Within the past two years, the concept of safety and policing has become one of the most salient issues facing the black community. From coast to coast, north to south, the relationship between black lives and blue uniforms is one that demands our attention if we are going to make progress toward a tomorrow where liberation is achieved. Under the radar of what many are talking about now, is the relationship that law enforcement on college and university campuses have with the surrounding community.
In July of last year, Sam Dubose was shot dead by a University of Cincinnati police officer during a routine traffic stop. Mr. Dubose was unarmed and never threatened the officer. His death was unnecessary, unwarranted and unjust; but it revealed the worst of what can happen when university police act as law enforcement agents in the community.
Complicating the issue, there are over 100 colleges and universities across the country that have received excess military equipment since 1998 through the Department of Defense 1033 grant program. Humvees, teargas, modified grenade launchers, M-14's, M-16's, and shotguns all make the list of equipment campus police have access to. 75% of four-year colleges have some form of armed police or guards, a statistic that according to the Department of Justice has grown 7% over the past ten years. This equipment has been acquired to stop the next mass shooting, but largely has not been used for that purpose.
Sam Dubose highlighted a worst -case scenario, but when we compare population data maps to information on campus law enforcement, there are other places around the country where the next hashtag is waiting to happen. 70 percent of colleges and universities have policing jurisdiction off campus. Many of these schools, predominantly white institutions, have tasked their campus law enforcement to police the surrounding local area--which often consists of different needs than the student population. At Wayne State University in Detroit, 20 percent of the students are black but the campus police also have jurisdiction in surrounding Detroit neighborhoods, which are nearly 70 percent black. To make matters worse, these police have employed the broken windows model of policing in these neighborhoods, a tactic that criminalizes black and poor communities of color. The University of Chicago Police Department is an institution tasked to defend the "interests of the college or university." Empowered by the Private College Campus Police Act, legislation that allows the UCPD, with a history of racial profiling and tension in the community to police 65,000 people despite 50,000 of them not being affiliated with the university.
As a cornerstone of liberation, the future of safety requires visionary organizing and policy making to come together to push for changes to be made. President Obama hinted at the need to change the equipment that colleges and universities have through Executive Order 13688, but changes for higher education are buried in the fine print and only if university presidents collectively raise the issue. In order to ensure that safety is achieved on the grounds of those that it will protect, community input and control will be imperative to the process.
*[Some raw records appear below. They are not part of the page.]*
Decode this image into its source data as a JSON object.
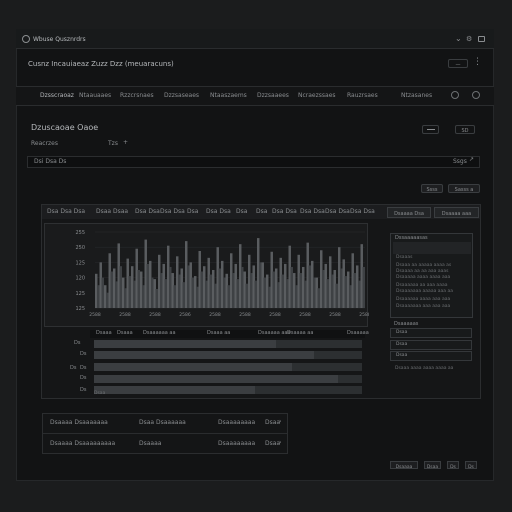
{
  "window": {
    "title": "Wbuse Qusznrdrs",
    "controls": [
      "chevron-down-icon",
      "gear-icon",
      "window-icon"
    ]
  },
  "header": {
    "title": "Cusnz Incauiaeaz Zuzz Dzz (meuaracuns)",
    "button_label": "—"
  },
  "nav": {
    "items": [
      "Dzsscraoaz",
      "Ntaauaaes",
      "Rzzcrsnaes",
      "Dzzsaseaes",
      "Ntaaszaems",
      "Dzzsaaees",
      "Ncraezssaes",
      "Rauzrsaes",
      "Ntzasanes"
    ]
  },
  "section": {
    "title": "Dzuscaoae Oaoe",
    "subtitle_left": "Reacrzes",
    "subtitle_mid": "Tzs",
    "subtitle_mid_icon": "plus-icon",
    "btn_a": "",
    "btn_b": "SD"
  },
  "filter": {
    "left": "Dsi Dsa Ds",
    "right": "Ssgs"
  },
  "panel_toolbar": {
    "btn_1": "Ssss",
    "btn_2": "Sasss a"
  },
  "columns": [
    "Dsa Dsa Dsa",
    "Dsaa Dsaa",
    "Dsa Dsa",
    "Dsa Dsa",
    "Dsa",
    "Dsa Dsa",
    "Dsa",
    "Dsa",
    "Dsa Dsa",
    "Dsa Dsa",
    "Dsa Dsa",
    "Dsa Dsa"
  ],
  "column_actions": [
    "Dsaaaa Dsa",
    "Dsaaaa aaa"
  ],
  "chart_data": {
    "type": "bar",
    "ytick_labels": [
      "255",
      "250",
      "125",
      "120",
      "125",
      "125"
    ],
    "xtick_labels": [
      "2588",
      "2588",
      "2588",
      "2586",
      "2588",
      "2588",
      "2588",
      "2588",
      "2588",
      "2588"
    ],
    "series": [
      {
        "values": [
          45,
          60,
          30,
          72,
          52,
          85,
          40,
          65,
          55,
          78,
          48,
          90,
          62,
          38,
          70,
          58,
          82,
          46,
          68,
          52,
          88,
          60,
          42,
          75,
          55,
          66,
          50,
          80,
          62,
          45,
          72,
          58,
          84,
          48,
          70,
          56,
          92,
          60,
          44,
          74,
          52,
          66,
          58,
          82,
          46,
          70,
          54,
          86,
          62,
          40,
          76,
          58,
          68,
          50,
          80,
          64,
          48,
          72,
          56,
          84
        ]
      },
      {
        "values": [
          30,
          40,
          20,
          48,
          35,
          55,
          26,
          42,
          36,
          50,
          30,
          58,
          40,
          25,
          46,
          38,
          54,
          30,
          44,
          34,
          56,
          40,
          28,
          48,
          36,
          44,
          32,
          52,
          40,
          30,
          46,
          38,
          54,
          32,
          46,
          36,
          60,
          40,
          28,
          48,
          34,
          44,
          38,
          54,
          30,
          46,
          36,
          56,
          40,
          26,
          50,
          38,
          44,
          32,
          52,
          42,
          30,
          46,
          36,
          54
        ]
      }
    ]
  },
  "sidepanel_top": {
    "title": "Dssaaaaasas",
    "lines": [
      "Dsaaas",
      "Dsaaa aa aaaaa aaaa as",
      "Dsaaaa aa aa aaa aaas",
      "Dsaaaaa aaaa aaaa aaa",
      "Dsaaaaaa aa aaa aaaa",
      "Dsaaaaaaa aaaaa aaa aa",
      "Dsaaaaaa aaaa aaa aaa",
      "Dsaaaaaaa aaa aaa aaa"
    ]
  },
  "timeline": {
    "headers": [
      "Dsaaa",
      "Dsaaa",
      "Dsaaaaaa aa",
      "Dsaaa aa",
      "Dsaaaaa aaa",
      "Dsaaaa aa",
      "Dsaaaaa"
    ],
    "row_labels": [
      "Ds",
      "Ds",
      "Ds",
      "Ds",
      "Ds"
    ],
    "row_side": "Ds",
    "row_values": [
      68,
      82,
      74,
      91,
      60
    ],
    "footer": "Dsaa"
  },
  "sidepanel_bottom": {
    "title": "Dsaaaaas",
    "items": [
      "Dsaa",
      "Dsaa",
      "Dsaa"
    ],
    "footer": "Dsaaa aaaa aaaa aaaa aa"
  },
  "footer_table": {
    "rows": [
      {
        "a": "Dsaaaa Dsaaaaaaa",
        "b": "Dsaa Dsaaaaaa",
        "c": "Dsaaaaaaaa",
        "d": "Dsaa",
        "icon": "chevron-right-icon"
      },
      {
        "a": "Dsaaaa Dsaaaaaaaaa",
        "b": "Dsaaaa",
        "c": "Dsaaaaaaaa",
        "d": "Dsaa",
        "icon": "chevron-right-icon"
      }
    ]
  },
  "pagination": [
    "Dsaaaa",
    "Dsaa",
    "Ds",
    "Ds"
  ]
}
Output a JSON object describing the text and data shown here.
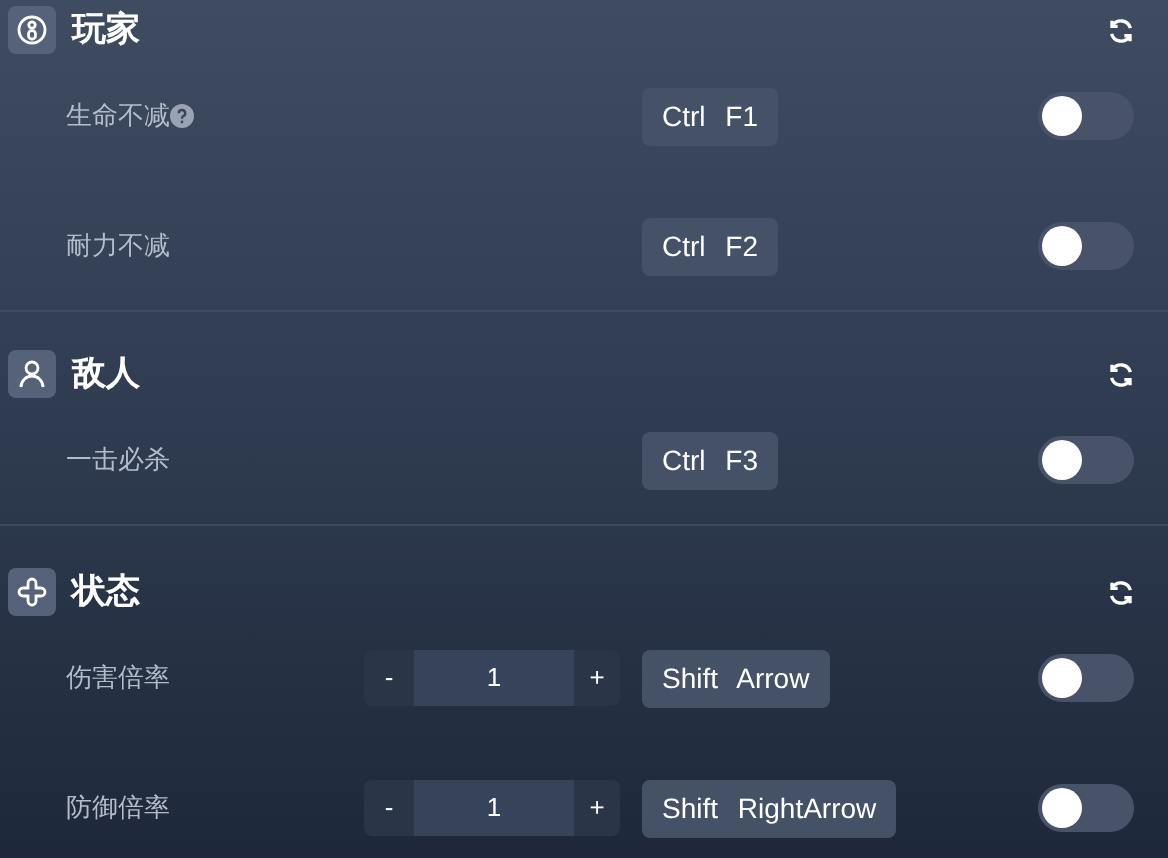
{
  "sections": [
    {
      "title": "玩家",
      "kind": "player",
      "rows": [
        {
          "label": "生命不减",
          "help": true,
          "hotkey": "Ctrl F1",
          "on": false
        },
        {
          "label": "耐力不减",
          "help": false,
          "hotkey": "Ctrl F2",
          "on": false
        }
      ]
    },
    {
      "title": "敌人",
      "kind": "enemy",
      "rows": [
        {
          "label": "一击必杀",
          "help": false,
          "hotkey": "Ctrl F3",
          "on": false
        }
      ]
    },
    {
      "title": "状态",
      "kind": "status",
      "rows": [
        {
          "label": "伤害倍率",
          "help": false,
          "stepper": {
            "minus": "-",
            "value": "1",
            "plus": "+"
          },
          "hotkey": "Shift Arrow",
          "on": false
        },
        {
          "label": "防御倍率",
          "help": false,
          "stepper": {
            "minus": "-",
            "value": "1",
            "plus": "+"
          },
          "hotkey": "Shift RightArrow",
          "on": false
        }
      ]
    }
  ]
}
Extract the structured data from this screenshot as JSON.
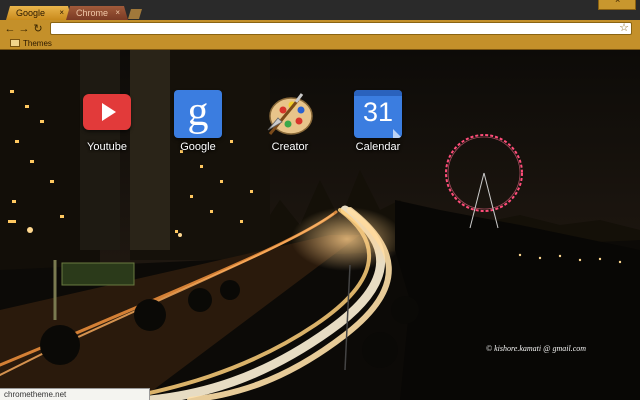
{
  "tabs": [
    {
      "label": "Google",
      "active": true
    },
    {
      "label": "Chrome",
      "active": false
    }
  ],
  "toolbar": {
    "omnibox_value": "",
    "icons": {
      "back": "back-arrow-icon",
      "forward": "forward-arrow-icon",
      "reload": "reload-icon",
      "bookmark": "star-icon"
    }
  },
  "bookmarks_bar": {
    "items": [
      {
        "label": "Themes",
        "icon": "folder-icon"
      }
    ]
  },
  "apps": [
    {
      "label": "Youtube",
      "icon": "youtube-icon"
    },
    {
      "label": "Google",
      "icon": "google-icon",
      "glyph": "g"
    },
    {
      "label": "Creator",
      "icon": "paint-palette-icon"
    },
    {
      "label": "Calendar",
      "icon": "calendar-icon",
      "glyph": "31"
    }
  ],
  "credit": "©  kishore.kamati @ gmail.com",
  "status_bar": "chrometheme.net",
  "colors": {
    "frame": "#c4902a",
    "active_tab": "#e0aa3e",
    "inactive_tab": "#8e4a30"
  }
}
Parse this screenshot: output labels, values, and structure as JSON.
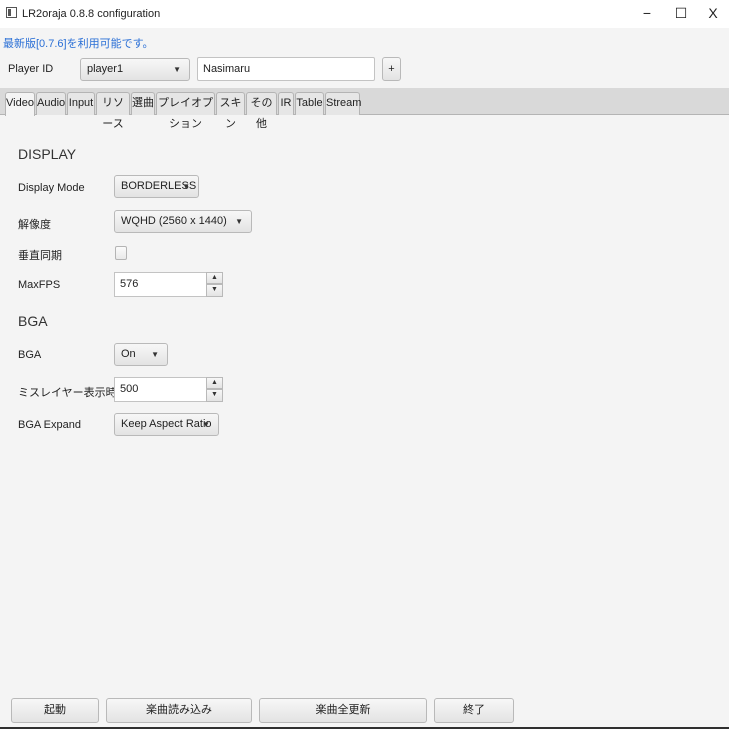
{
  "window": {
    "title": "LR2oraja 0.8.8 configuration",
    "minimize": "−",
    "maximize": "☐",
    "close": "X"
  },
  "update_notice": "最新版[0.7.6]を利用可能です。",
  "player": {
    "label": "Player ID",
    "selected": "player1",
    "name_value": "Nasimaru",
    "add_label": "+"
  },
  "tabs": [
    "Video",
    "Audio",
    "Input",
    "リソース",
    "選曲",
    "プレイオプション",
    "スキン",
    "その他",
    "IR",
    "Table",
    "Stream"
  ],
  "active_tab": "Video",
  "display": {
    "heading": "DISPLAY",
    "display_mode": {
      "label": "Display Mode",
      "value": "BORDERLESS"
    },
    "resolution": {
      "label": "解像度",
      "value": "WQHD (2560 x 1440)"
    },
    "vsync": {
      "label": "垂直同期",
      "checked": false
    },
    "maxfps": {
      "label": "MaxFPS",
      "value": "576"
    }
  },
  "bga": {
    "heading": "BGA",
    "bga": {
      "label": "BGA",
      "value": "On"
    },
    "miss_layer": {
      "label": "ミスレイヤー表示時間(ms)",
      "value": "500"
    },
    "expand": {
      "label": "BGA Expand",
      "value": "Keep Aspect Ratio"
    }
  },
  "footer": {
    "start": "起動",
    "load_songs": "楽曲読み込み",
    "update_all": "楽曲全更新",
    "exit": "終了"
  },
  "icons": {
    "dropdown": "▼",
    "spin_up": "▲",
    "spin_down": "▼"
  }
}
Colleges and universities should be required to heighten the accuracy of Cleary Act reports and share them with members of the community.
In order for our communities to thrive, we need to move away from systems that criminalize the black body. Upholding optics and measures that hold black people at arms length from gaining access to their full citizenship must become a tactic of the past. If we are to make radical change, this is but one more step towards liberation.
This post is part of the "Black Future Month" series produced by The Huffington Post and Black Lives Matter Network for Black History Month. Each day in February, this series will look at one of 29 different cultural and political issues affecting Black lives, from education to criminal-justice reform. To follow the conversation on Twitter, view #BlackFutureMonth.